| What the exercise asks |
Quote every line below exactly as it reads.

| Dataset |
——
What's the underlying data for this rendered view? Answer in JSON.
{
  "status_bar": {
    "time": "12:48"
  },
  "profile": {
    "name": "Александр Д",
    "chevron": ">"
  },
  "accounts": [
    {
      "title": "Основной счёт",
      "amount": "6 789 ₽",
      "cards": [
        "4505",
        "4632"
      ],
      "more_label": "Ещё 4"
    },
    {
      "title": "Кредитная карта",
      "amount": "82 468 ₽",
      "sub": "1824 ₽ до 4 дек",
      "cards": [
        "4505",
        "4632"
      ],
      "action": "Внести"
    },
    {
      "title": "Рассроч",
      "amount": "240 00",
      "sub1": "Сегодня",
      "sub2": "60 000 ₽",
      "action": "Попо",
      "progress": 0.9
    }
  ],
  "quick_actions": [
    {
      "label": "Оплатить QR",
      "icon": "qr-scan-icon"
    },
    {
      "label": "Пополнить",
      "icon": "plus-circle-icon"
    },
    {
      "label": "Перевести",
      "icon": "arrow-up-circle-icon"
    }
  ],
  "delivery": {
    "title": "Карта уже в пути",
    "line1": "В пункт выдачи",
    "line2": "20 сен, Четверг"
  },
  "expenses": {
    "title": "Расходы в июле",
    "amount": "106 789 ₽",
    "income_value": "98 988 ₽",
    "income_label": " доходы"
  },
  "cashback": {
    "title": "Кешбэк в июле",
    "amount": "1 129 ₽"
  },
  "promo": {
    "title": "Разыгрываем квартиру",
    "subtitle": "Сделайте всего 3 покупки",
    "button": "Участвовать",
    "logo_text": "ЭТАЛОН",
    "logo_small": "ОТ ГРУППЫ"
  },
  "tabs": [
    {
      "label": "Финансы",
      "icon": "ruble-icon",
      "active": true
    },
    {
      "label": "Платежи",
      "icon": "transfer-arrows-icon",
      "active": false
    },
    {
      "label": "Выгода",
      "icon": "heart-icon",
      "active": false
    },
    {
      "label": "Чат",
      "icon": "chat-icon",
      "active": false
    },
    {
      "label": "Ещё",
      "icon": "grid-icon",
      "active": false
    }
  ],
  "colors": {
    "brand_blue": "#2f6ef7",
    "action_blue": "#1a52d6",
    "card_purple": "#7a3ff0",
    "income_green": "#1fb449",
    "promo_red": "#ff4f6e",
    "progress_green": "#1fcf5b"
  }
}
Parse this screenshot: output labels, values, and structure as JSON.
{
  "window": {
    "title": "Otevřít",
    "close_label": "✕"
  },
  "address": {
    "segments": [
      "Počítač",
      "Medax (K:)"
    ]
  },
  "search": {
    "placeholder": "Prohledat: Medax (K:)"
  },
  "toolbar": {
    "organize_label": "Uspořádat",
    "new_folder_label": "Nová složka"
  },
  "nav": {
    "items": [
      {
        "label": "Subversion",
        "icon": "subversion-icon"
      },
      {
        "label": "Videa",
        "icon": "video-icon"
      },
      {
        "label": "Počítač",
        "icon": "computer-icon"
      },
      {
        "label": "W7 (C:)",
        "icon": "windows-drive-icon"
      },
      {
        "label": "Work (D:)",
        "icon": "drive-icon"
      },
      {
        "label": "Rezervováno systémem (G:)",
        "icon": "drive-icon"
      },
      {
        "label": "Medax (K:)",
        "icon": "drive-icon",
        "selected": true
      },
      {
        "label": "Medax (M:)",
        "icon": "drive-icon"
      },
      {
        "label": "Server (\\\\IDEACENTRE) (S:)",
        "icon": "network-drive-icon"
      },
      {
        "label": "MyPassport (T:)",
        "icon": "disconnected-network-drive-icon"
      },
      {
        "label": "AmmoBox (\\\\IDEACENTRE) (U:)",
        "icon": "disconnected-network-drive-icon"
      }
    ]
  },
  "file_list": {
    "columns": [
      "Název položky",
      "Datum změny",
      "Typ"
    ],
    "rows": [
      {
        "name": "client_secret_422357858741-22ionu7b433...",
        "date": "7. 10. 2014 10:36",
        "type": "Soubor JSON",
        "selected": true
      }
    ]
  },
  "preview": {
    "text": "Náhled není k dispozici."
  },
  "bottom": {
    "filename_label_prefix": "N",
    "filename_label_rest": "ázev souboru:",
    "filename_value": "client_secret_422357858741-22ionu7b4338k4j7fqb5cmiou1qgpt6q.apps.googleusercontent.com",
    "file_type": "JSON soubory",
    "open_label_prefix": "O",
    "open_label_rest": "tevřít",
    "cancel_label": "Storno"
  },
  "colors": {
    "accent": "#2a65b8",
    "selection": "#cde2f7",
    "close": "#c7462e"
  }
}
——
| Answer |
What's the underlying data for this rendered view? Answer in JSON.
{
  "status_bar": {
    "time": "12:48"
  },
  "profile": {
    "name": "Александр Д",
    "chevron": ">"
  },
  "accounts": [
    {
      "title": "Основной счёт",
      "amount": "6 789 ₽",
      "cards": [
        "4505",
        "4632"
      ],
      "more_label": "Ещё 4"
    },
    {
      "title": "Кредитная карта",
      "amount": "82 468 ₽",
      "sub": "1824 ₽ до 4 дек",
      "cards": [
        "4505",
        "4632"
      ],
      "action": "Внести"
    },
    {
      "title": "Рассроч",
      "amount": "240 00",
      "sub1": "Сегодня",
      "sub2": "60 000 ₽",
      "action": "Попо",
      "progress": 0.9
    }
  ],
  "quick_actions": [
    {
      "label": "Оплатить QR",
      "icon": "qr-scan-icon"
    },
    {
      "label": "Пополнить",
      "icon": "plus-circle-icon"
    },
    {
      "label": "Перевести",
      "icon": "arrow-up-circle-icon"
    }
  ],
  "delivery": {
    "title": "Карта уже в пути",
    "line1": "В пункт выдачи",
    "line2": "20 сен, Четверг"
  },
  "expenses": {
    "title": "Расходы в июле",
    "amount": "106 789 ₽",
    "income_value": "98 988 ₽",
    "income_label": " доходы"
  },
  "cashback": {
    "title": "Кешбэк в июле",
    "amount": "1 129 ₽"
  },
  "promo": {
    "title": "Разыгрываем квартиру",
    "subtitle": "Сделайте всего 3 покупки",
    "button": "Участвовать",
    "logo_text": "ЭТАЛОН",
    "logo_small": "ОТ ГРУППЫ"
  },
  "tabs": [
    {
      "label": "Финансы",
      "icon": "ruble-icon",
      "active": true
    },
    {
      "label": "Платежи",
      "icon": "transfer-arrows-icon",
      "active": false
    },
    {
      "label": "Выгода",
      "icon": "heart-icon",
      "active": false
    },
    {
      "label": "Чат",
      "icon": "chat-icon",
      "active": false
    },
    {
      "label": "Ещё",
      "icon": "grid-icon",
      "active": false
    }
  ],
  "colors": {
    "brand_blue": "#2f6ef7",
    "action_blue": "#1a52d6",
    "card_purple": "#7a3ff0",
    "income_green": "#1fb449",
    "promo_red": "#ff4f6e",
    "progress_green": "#1fcf5b"
  }
}
Parse this screenshot: output labels, values, and structure as JSON.
{
  "window": {
    "title": "Otevřít",
    "close_label": "✕"
  },
  "address": {
    "segments": [
      "Počítač",
      "Medax (K:)"
    ]
  },
  "search": {
    "placeholder": "Prohledat: Medax (K:)"
  },
  "toolbar": {
    "organize_label": "Uspořádat",
    "new_folder_label": "Nová složka"
  },
  "nav": {
    "items": [
      {
        "label": "Subversion",
        "icon": "subversion-icon"
      },
      {
        "label": "Videa",
        "icon": "video-icon"
      },
      {
        "label": "Počítač",
        "icon": "computer-icon"
      },
      {
        "label": "W7 (C:)",
        "icon": "windows-drive-icon"
      },
      {
        "label": "Work (D:)",
        "icon": "drive-icon"
      },
      {
        "label": "Rezervováno systémem (G:)",
        "icon": "drive-icon"
      },
      {
        "label": "Medax (K:)",
        "icon": "drive-icon",
        "selected": true
      },
      {
        "label": "Medax (M:)",
        "icon": "drive-icon"
      },
      {
        "label": "Server (\\\\IDEACENTRE) (S:)",
        "icon": "network-drive-icon"
      },
      {
        "label": "MyPassport (T:)",
        "icon": "disconnected-network-drive-icon"
      },
      {
        "label": "AmmoBox (\\\\IDEACENTRE) (U:)",
        "icon": "disconnected-network-drive-icon"
      }
    ]
  },
  "file_list": {
    "columns": [
      "Název položky",
      "Datum změny",
      "Typ"
    ],
    "rows": [
      {
        "name": "client_secret_422357858741-22ionu7b433...",
        "date": "7. 10. 2014 10:36",
        "type": "Soubor JSON",
        "selected": true
      }
    ]
  },
  "preview": {
    "text": "Náhled není k dispozici."
  },
  "bottom": {
    "filename_label_prefix": "N",
    "filename_label_rest": "ázev souboru:",
    "filename_value": "client_secret_422357858741-22ionu7b4338k4j7fqb5cmiou1qgpt6q.apps.googleusercontent.com",
    "file_type": "JSON soubory",
    "open_label_prefix": "O",
    "open_label_rest": "tevřít",
    "cancel_label": "Storno"
  },
  "colors": {
    "accent": "#2a65b8",
    "selection": "#cde2f7",
    "close": "#c7462e"
  }
}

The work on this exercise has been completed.